Doing an internet search for information is common place. Many of us watch TV with the smartphone to hand to check social media or to find out where that actor appeared before. We search online multiple times a day, for directions, recipes, news or gossip. We search for health information too.
When my mum first got her diagnosis of Progressive Supranuclear Palsy in 2007, health information wasn’t quite as widespread as it is now. We came back from the clinic- while she put on the kettle I switched on the computer. The first thing I found was wordy and technical, but even a glance at the words was enough to know something nasty was afoot. I turned off the computer, drank the coffee and left her to the bus.
She could still get a bus then. Walk a few steps to the car, get into and out of the seat, walk easily to the correct spot in the bus depot, climb steps, show her ticket, walk along the narrow aisle and get into another seat. From this distance, such mundane actions are remarkable. My fiercely independent mum eventually lost all such abilities, and many more. That quick glance at the computer screen had set off warning flares in my mind, but I didn’t yet know.

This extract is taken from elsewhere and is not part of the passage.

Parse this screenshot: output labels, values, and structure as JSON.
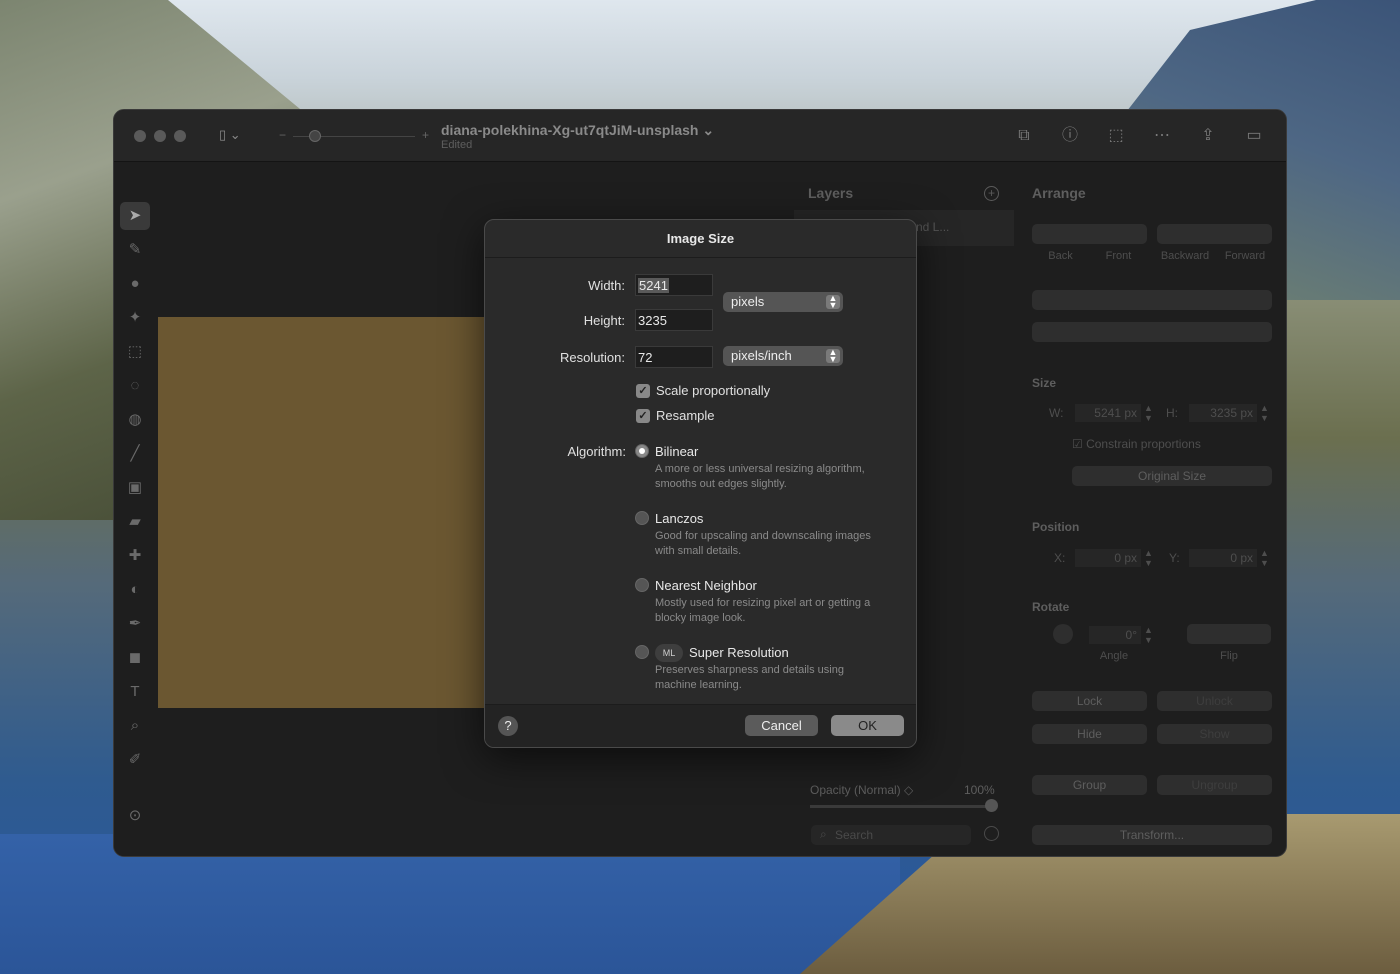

Further searching, without a hovering mother, brought other information. Vision and cognitive problems. Falls. Potential loss of speech, swallow, balance, mobility, continence and any ability to communicate. Progressive Supranuclear Palsy is a devastating diagnosis, for the patient and her family. There is no treatment and no cure, just an ever creeping paralysis. The internet told me all those things before we went to visit my mum’s GP.
He’d got a letter from the specialist (who’d given us the 3 words and no other information). “Ah,” said the GP, “I don’t know anything about it. You may just google it.”
He didn’t suggest that we pull our chairs round his screen and search together. He didn’t suggest that he research or chat to the neurologist and get back to us. But it didn’t feel like he was giving us the power. It felt like he was washing his hands of us.
Without knowing anything about Progressive Supranuclear Palsy, he left my mum to find out the implications of her diagnosis for herself. He didn’t know that I’d got information that I couldn’t bring myself to tell her. We were relying on him to be a guide, a support, an interpreter between us and the world of progressive neurological conditions.
And he never was any of those things. He was meant to be the key person in coordinating her care (2 speech therapists, occupational therapist, physiotherapist, dietician, several eye specialists, 2 neurologists, the feeding tube surgeon, the social worker, the domiciliary care provider, eventually a nursing home, many emergency admissions due to falls, the palliative care team) but he never seemed interested.
He may well be overworked. He may well be terrified of the unknown. But, for us, he was the person we had to keep chasing. The person who never darkened the nursing home door until her final week. We referred to him as Dr Useless, so much so that the Brother had to phone me from the council office where he’d gone to register our mother’s death, “What is Dr Useless’s real name?”
The man who thought it was ok for a patient with a serious neurological illness to ‘just google it’ to find out anything at all. The man who didn’t think of what the impact might be. An experienced GP who didn’t pause at ‘Progressive’, or see the terrified mother and daughter before him.
Yep, turns out I’m still angry.